The decade closed with director John Sayles' "Alligator," which turned the urban legend about alligators living in the sewers into a B-grade horror flick.
In "Alligator," a the baby alligator flushed into the sewer grows to monstrous proportions by feasting on discarded lab rats injected with growth hormones.
That was just about the last gasp of the genre. Moviegoers' tastes were changing, and Hollywood assembled a new army to take on a new menace.
As the 1980s got underway, Michael Myers, Jason Voorhees and Freddy Krueger would slice up the new threat: teenagers having sex.
Thursday, April 04, 2013
The first time I saw "Vampyros Lesbos," I fell asleep, which is surprising on two counts.
Franco, a Spanish filmmaker who directed, by some counts, more than 180 films, died early Tuesday. He was 82.

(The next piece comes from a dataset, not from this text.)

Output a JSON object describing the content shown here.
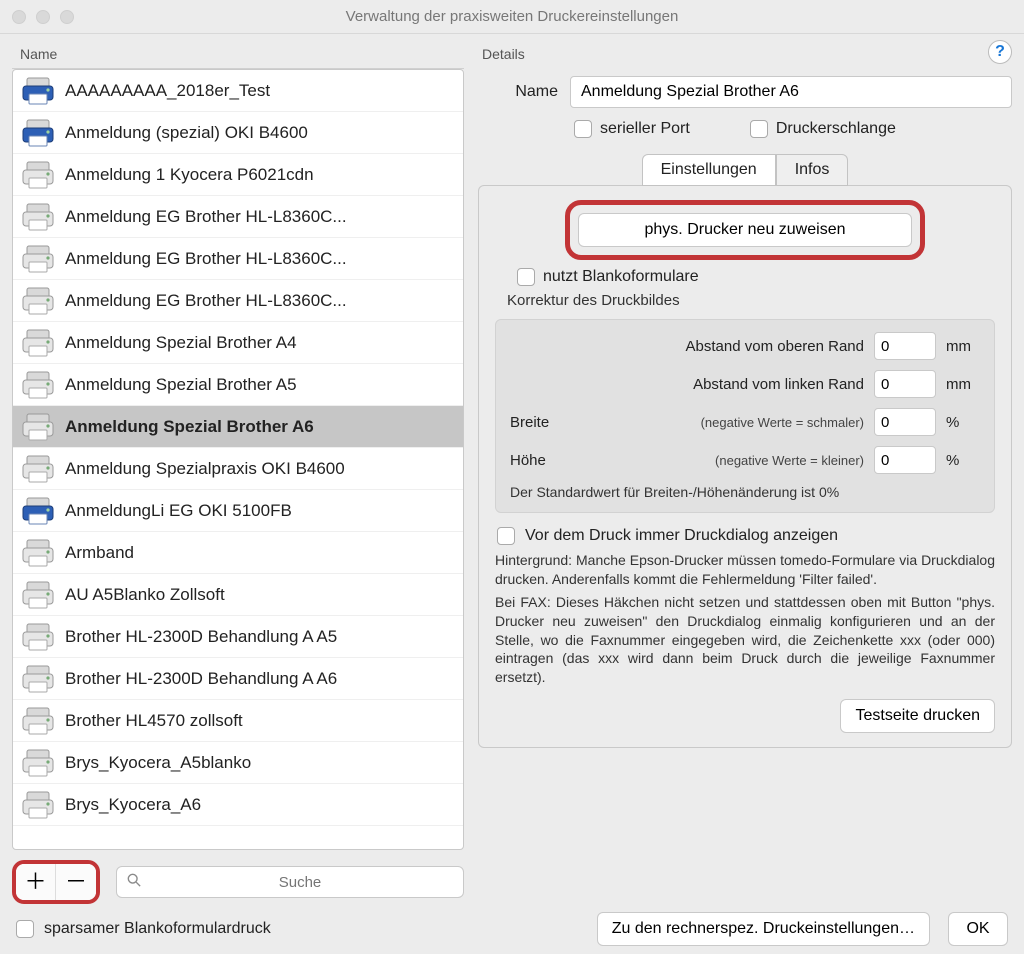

In America, Franco enjoys little name recognition outside the circle of cult cinema aficionados. Unfortunately, one of his worst major films is probably his most widely seen: 1969's "The Castle of Fu Manchu" became fodder for the third season of "Mystery Science Theater 3000."
It's hard to keep up with all the films Franco made because he made so many, often issued under multiple titles, and he directed many of them under pseudonyms. But his better-known films have made him a polarizing figure. Almost no one who has seen Franco's movies is neutral about him. They love him, or they hate him. The closest thing to a middle ground where Franco is concerned comes from those critics who divide his films into two groups: the ones they love and the ones they hate.

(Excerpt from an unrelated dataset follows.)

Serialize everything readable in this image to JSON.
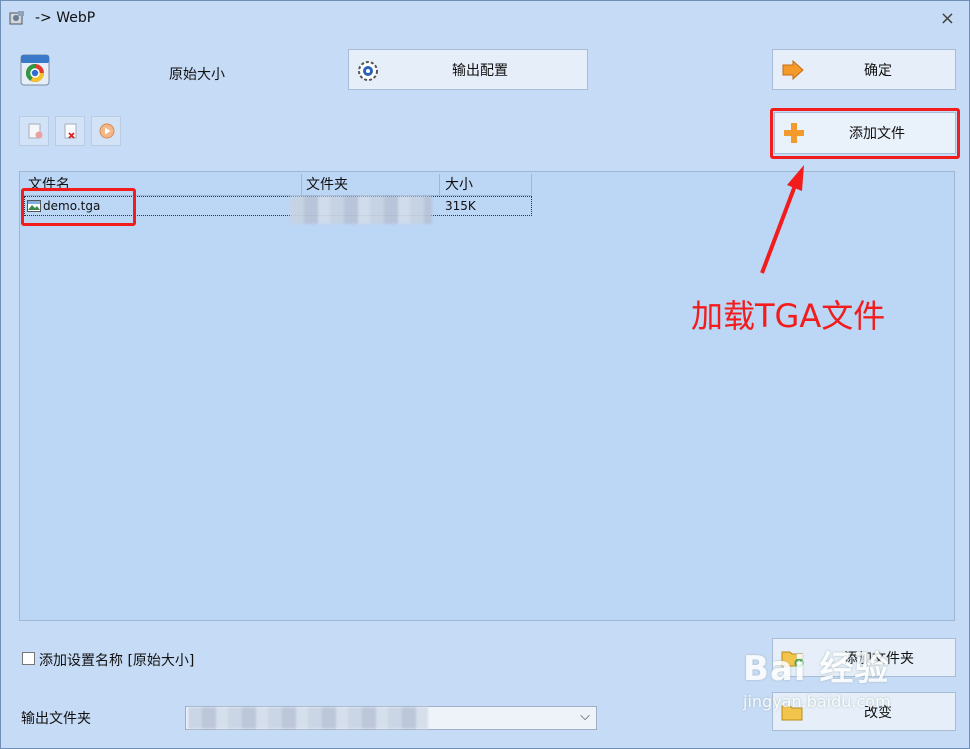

And Franco never made it easy. Even his most ardent fans admit he could go a little too far with his mania for zoom shots.
At best, Franco was an uneven filmmaker, but he was almost never boring. Except for "Vampyros Lesbos," but here I'm in the minority; most Franco fans regard it as one of his best films. You definitely have a polarizing filmmaker when even his fans disagree about which are his best and worst films.
Franco burst onto the horror and exploitation scene with "The Awful Dr. Orlof" in 1962. "Orlof" — sometimes spelled "Orloff" — was Franco's answer to Georges Franju's classic "Eyes Without a Face," released two years earlier. Franco would return to the character many times throughout his career, culminating in what was Franco's last good film, 1987's "Faceless" featuring Telly Savalas, Caroline Munro and Brigitte Lahaie.
For a director who seemed bent on erasing the line between art house and schlock, Franco collaborated with a lot of talented performers. He directed Herbert Lom in 1969's "99 Women," the prototype for the women-in-prison genre; elicited the most bizarre, over-the-top performance of Jack Palance's career in "Deadly Sanctuary" (aka "The Marquis de Sade's Justine"); and teamed with Christopher Lee on numerous occasions, including 1970's "Count Dracula," a tedious but unusually faithful adaptation of Bram Stoker's "Dracula."
Franco also may be the only director who claimed to have had no difficulty working with Klaus Kinski, whom Franco cast in "Deadly Sanctuary" (as the Marquis de Sade) and in his surreal thriller "Venus in Furs," which, despite the name, has nothing to do with book.
In one interview, I recall, Franco said he simply shot take after take until Kinski, exhausted, gave the performance Franco wanted. Who knew the trick to dealing with Kinski was so simple?
Most of what I think are Franco's best films are the ones he made with producer Harry Alan Towers. They include "Venus in Furs," "99 Women," and 1970's "Eugenie."
Those three starred Towers' wife, Maria Rohm, but Franco's two muses were Soledad Miranda, star of "Vampyros Lesbos," who died in a car wreck in 1970 when she was just 27, and the woman who would become his longtime companion, Lina Romay, who starred most memorably in 1973's "Female Vampire." They eventually married and stayed together until her death early last year.
For Franco there was no stopping. He kept making movies until the end.
His last film, "Al Pereira vs. the Alligator Ladies," opened in Spain last month.